I recently had the extraordinary opportunity to interview Richard Florida in conjunction with the release of his new book The Rise of the Creative Class Revisited. In talking to Richard, I had a chance to gain insight into how the current economic crisis has impacted the Creative Class, what fuels cities, and how we can transition into a more robust economy. The interview below will give you an idea of not only what to expect in the book, but of what we should expect from our future economic and labor situations.
Josh: How has the “Creative Class” been impacted by the current economic climate? Do you think the current recession had any real effect on efforts to integrate them into economic development efforts?
RF: We had rates of unemployment among blue collar workers that were well above 10% and in some aspects of blue collar employment such as construction work, well over 20%. Rates were well over 15% for those people who actually made things and of course lower skilled service workers, the people who prepare our food and take care of us in restaurants or supervise our children or aging parents, they were also devastated by double digit unemployment.

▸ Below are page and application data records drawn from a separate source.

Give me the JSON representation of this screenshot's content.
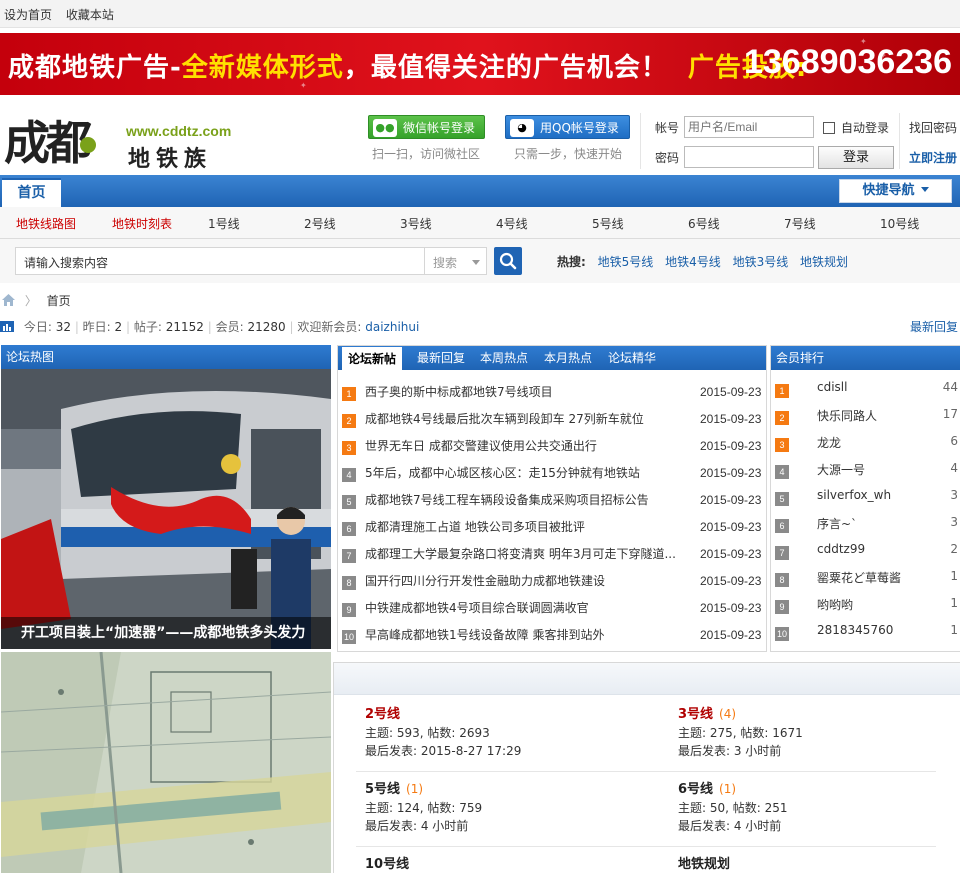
{
  "topbar": {
    "set_home": "设为首页",
    "bookmark": "收藏本站"
  },
  "banner": {
    "part1": "成都地铁广告-",
    "part2": "全新媒体形式",
    "part3": "，最值得关注的广告机会",
    "part4": "！",
    "ad_label": "广告投放:",
    "phone": "13689036236"
  },
  "logo": {
    "chars": "成都",
    "url": "www.cddtz.com",
    "name": "地铁族"
  },
  "social": {
    "wechat_label": "微信帐号登录",
    "wechat_sub": "扫一扫，访问微社区",
    "qq_label": "用QQ帐号登录",
    "qq_sub": "只需一步，快速开始"
  },
  "login": {
    "account_label": "帐号",
    "account_placeholder": "用户名/Email",
    "password_label": "密码",
    "auto_login": "自动登录",
    "login_button": "登录",
    "find_password": "找回密码",
    "register": "立即注册"
  },
  "nav": {
    "home": "首页",
    "quick_nav": "快捷导航"
  },
  "subnav": {
    "items": [
      "地铁线路图",
      "地铁时刻表",
      "1号线",
      "2号线",
      "3号线",
      "4号线",
      "5号线",
      "6号线",
      "7号线",
      "10号线"
    ]
  },
  "search": {
    "placeholder": "请输入搜索内容",
    "select_label": "搜索",
    "hot_label": "热搜:",
    "hot": [
      "地铁5号线",
      "地铁4号线",
      "地铁3号线",
      "地铁规划"
    ]
  },
  "breadcrumb": {
    "home": "首页"
  },
  "stats": {
    "today_label": "今日:",
    "today": "32",
    "yesterday_label": "昨日:",
    "yesterday": "2",
    "posts_label": "帖子:",
    "posts": "21152",
    "members_label": "会员:",
    "members": "21280",
    "welcome_label": "欢迎新会员:",
    "new_member": "daizhihui",
    "latest_replies": "最新回复"
  },
  "hot_panel": {
    "title": "论坛热图",
    "caption": "开工项目装上“加速器”——成都地铁多头发力"
  },
  "posts_panel": {
    "tabs": [
      "论坛新帖",
      "最新回复",
      "本周热点",
      "本月热点",
      "论坛精华"
    ],
    "items": [
      {
        "rank": "1",
        "title": "西子奥的斯中标成都地铁7号线项目",
        "date": "2015-09-23"
      },
      {
        "rank": "2",
        "title": "成都地铁4号线最后批次车辆到段卸车  27列新车就位",
        "date": "2015-09-23"
      },
      {
        "rank": "3",
        "title": "世界无车日  成都交警建议使用公共交通出行",
        "date": "2015-09-23"
      },
      {
        "rank": "4",
        "title": "5年后，成都中心城区核心区：走15分钟就有地铁站",
        "date": "2015-09-23"
      },
      {
        "rank": "5",
        "title": "成都地铁7号线工程车辆段设备集成采购项目招标公告",
        "date": "2015-09-23"
      },
      {
        "rank": "6",
        "title": "成都清理施工占道  地铁公司多项目被批评",
        "date": "2015-09-23"
      },
      {
        "rank": "7",
        "title": "成都理工大学最复杂路口将变清爽  明年3月可走下穿隧道...",
        "date": "2015-09-23"
      },
      {
        "rank": "8",
        "title": "国开行四川分行开发性金融助力成都地铁建设",
        "date": "2015-09-23"
      },
      {
        "rank": "9",
        "title": "中铁建成都地铁4号项目综合联调圆满收官",
        "date": "2015-09-23"
      },
      {
        "rank": "10",
        "title": "早高峰成都地铁1号线设备故障  乘客排到站外",
        "date": "2015-09-23"
      }
    ]
  },
  "members_panel": {
    "title": "会员排行",
    "items": [
      {
        "rank": "1",
        "name": "cdisll",
        "count": "44"
      },
      {
        "rank": "2",
        "name": "快乐同路人",
        "count": "17"
      },
      {
        "rank": "3",
        "name": "龙龙",
        "count": "6"
      },
      {
        "rank": "4",
        "name": "大源一号",
        "count": "4"
      },
      {
        "rank": "5",
        "name": "silverfox_wh",
        "count": "3"
      },
      {
        "rank": "6",
        "name": "序言~`",
        "count": "3"
      },
      {
        "rank": "7",
        "name": "cddtz99",
        "count": "2"
      },
      {
        "rank": "8",
        "name": "罂粟花ど草莓酱",
        "count": "1"
      },
      {
        "rank": "9",
        "name": "哟哟哟",
        "count": "1"
      },
      {
        "rank": "10",
        "name": "2818345760",
        "count": "1"
      }
    ]
  },
  "forums": [
    {
      "name": "2号线",
      "new": "",
      "stats": "主题: 593, 帖数: 2693",
      "last": "最后发表: 2015-8-27 17:29"
    },
    {
      "name": "3号线",
      "new": "(4)",
      "stats": "主题: 275, 帖数: 1671",
      "last": "最后发表: 3 小时前"
    },
    {
      "name": "5号线",
      "new": "(1)",
      "stats": "主题: 124, 帖数: 759",
      "last": "最后发表: 4 小时前"
    },
    {
      "name": "6号线",
      "new": "(1)",
      "stats": "主题: 50, 帖数: 251",
      "last": "最后发表: 4 小时前"
    },
    {
      "name": "10号线",
      "new": "",
      "stats": "",
      "last": ""
    },
    {
      "name": "地铁规划",
      "new": "",
      "stats": "",
      "last": ""
    }
  ],
  "colors": {
    "brand_blue": "#1f64b4",
    "banner_red": "#e0121c",
    "rank_orange": "#f57a12"
  }
}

The overall rate of unemployment for the Creative Class over the course of the crisis never topped 5% and of course you have that same statistic as when you look at double digit rates of unemployment for non-high school graduates and compare it to 5% for college graduates. That’s not to say that elements of the creative class haven’t been as hard hit but it is to say that the Creative Class possessed the skills and ability to do better over the course of the crisis.
One of the things that is clear to me is that we just have to expand the number of people who are included in the Creative Class.

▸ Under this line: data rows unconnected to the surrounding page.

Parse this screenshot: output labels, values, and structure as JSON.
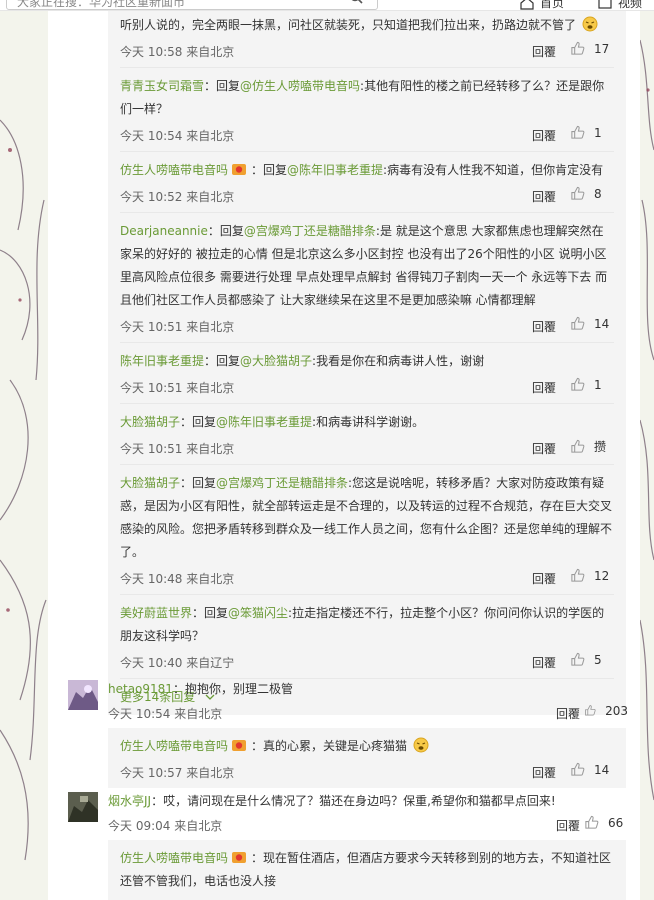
{
  "header": {
    "search_placeholder": "大家正在搜：华为社区重新面市",
    "nav_home": "首页",
    "nav_video": "视频"
  },
  "labels": {
    "reply": "回覆"
  },
  "colors": {
    "user": "#6a9a36",
    "like_icon": "#999999"
  },
  "replies": [
    {
      "user": "",
      "emoji_badge": false,
      "text": "听别人说的，完全两眼一抹黑，问社区就装死，只知道把我们拉出来，扔路边就不管了",
      "trailing_emoji": "tired-face-icon",
      "time": "今天 10:58 来自北京",
      "likes": "17"
    },
    {
      "user": "青青玉女司霜雪",
      "emoji_badge": false,
      "prefix": "：回复",
      "at": "@仿生人唠嗑带电音吗",
      "text": ":其他有阳性的楼之前已经转移了么？还是跟你们一样？",
      "time": "今天 10:54 来自北京",
      "likes": "1"
    },
    {
      "user": "仿生人唠嗑带电音吗",
      "emoji_badge": true,
      "prefix": "：回复",
      "at": "@陈年旧事老重提",
      "text": ":病毒有没有人性我不知道，但你肯定没有",
      "time": "今天 10:52 来自北京",
      "likes": "8"
    },
    {
      "user": "Dearjaneannie",
      "emoji_badge": false,
      "prefix": "：回复",
      "at": "@宫爆鸡丁还是糖醋排条",
      "text": ":是 就是这个意思 大家都焦虑也理解突然在家呆的好好的 被拉走的心情 但是北京这么多小区封控 也没有出了26个阳性的小区 说明小区里高风险点位很多 需要进行处理 早点处理早点解封 省得钝刀子割肉一天一个 永远等下去 而且他们社区工作人员都感染了 让大家继续呆在这里不是更加感染嘛 心情都理解",
      "time": "今天 10:51 来自北京",
      "likes": "14"
    },
    {
      "user": "陈年旧事老重提",
      "emoji_badge": false,
      "prefix": "：回复",
      "at": "@大脸猫胡子",
      "text": ":我看是你在和病毒讲人性，谢谢",
      "time": "今天 10:51 来自北京",
      "likes": "1"
    },
    {
      "user": "大脸猫胡子",
      "emoji_badge": false,
      "prefix": "：回复",
      "at": "@陈年旧事老重提",
      "text": ":和病毒讲科学谢谢。",
      "time": "今天 10:51 来自北京",
      "likes": "攒"
    },
    {
      "user": "大脸猫胡子",
      "emoji_badge": false,
      "prefix": "：回复",
      "at": "@宫爆鸡丁还是糖醋排条",
      "text": ":您这是说啥呢，转移矛盾？大家对防疫政策有疑惑，是因为小区有阳性，就全部转运走是不合理的，以及转运的过程不合规范，存在巨大交叉感染的风险。您把矛盾转移到群众及一线工作人员之间，您有什么企图？还是您单纯的理解不了。",
      "time": "今天 10:48 来自北京",
      "likes": "12"
    },
    {
      "user": "美好蔚蓝世界",
      "emoji_badge": false,
      "prefix": "：回复",
      "at": "@笨猫闪尘",
      "text": ":拉走指定楼还不行，拉走整个小区？你问问你认识的学医的朋友这科学吗？",
      "time": "今天 10:40 来自辽宁",
      "likes": "5"
    }
  ],
  "more_replies": "更多14条回复",
  "comments": [
    {
      "user": "hetao9181",
      "text": "：抱抱你，别理二极管",
      "time": "今天 10:54 来自北京",
      "likes": "203",
      "reply": {
        "user": "仿生人唠嗑带电音吗",
        "text": "：真的心累，关键是心疼猫猫",
        "trailing_emoji": "tired-face-icon",
        "time": "今天 10:57 来自北京",
        "likes": "14"
      }
    },
    {
      "user": "烟水亭JJ",
      "text": "：哎，请问现在是什么情况了？猫还在身边吗？保重,希望你和猫都早点回来!",
      "time": "今天 09:04 来自北京",
      "likes": "66",
      "reply": {
        "user": "仿生人唠嗑带电音吗",
        "text": "：现在暂住酒店，但酒店方要求今天转移到别的地方去，不知道社区还管不管我们，电话也没人接"
      }
    }
  ]
}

One of the things that is clear to me is that we just have to expand the number of people who are included in the Creative Class. I’ve been able to look inside the Creative Class a lot more over the last 10 years. I talk about that it in the new book, with the help of great researchers and this new data that’s been available from the O*NET project and from the Bureau of Labor Statistics we could look at the skills… I couldn’t do that 10 years ago. When you look at the skills that workers have there are three key kinds. One is physical skill – blue collar skill or working skill. The other two kinds are cognitive skill – the ability to process knowledge, create knowledge and social intelligence skill – the ability to manage teams, lead people, perform business, build capacity. What we are finding is that are those skills drive Creative Class. When you add the social and cognitive skills to blue collar work, what we find is that in the best factories they are involving the workers… they’re involved in continuous improvement, quality and teaming, but we’re also finding in the service jobs that we think of as low-value added service jobs, when you add cognitive and social to those jobs, the wages go up faster. One of the big messages of the original edition of The Rise of the Creative Class that I think I’m even more forceful on in the new edition is that we have to make as many jobs and employment opportunities in this society creative jobs. We have to really harness that creative ability and creative line of work… upgrading work, upgrading blue collar and service work. We have to expand boundaries. Every single human being is creative and we have to tap that creative reservoir within each of us. That’s the message that I’m trying to really focus on in the newly revised edition of the book.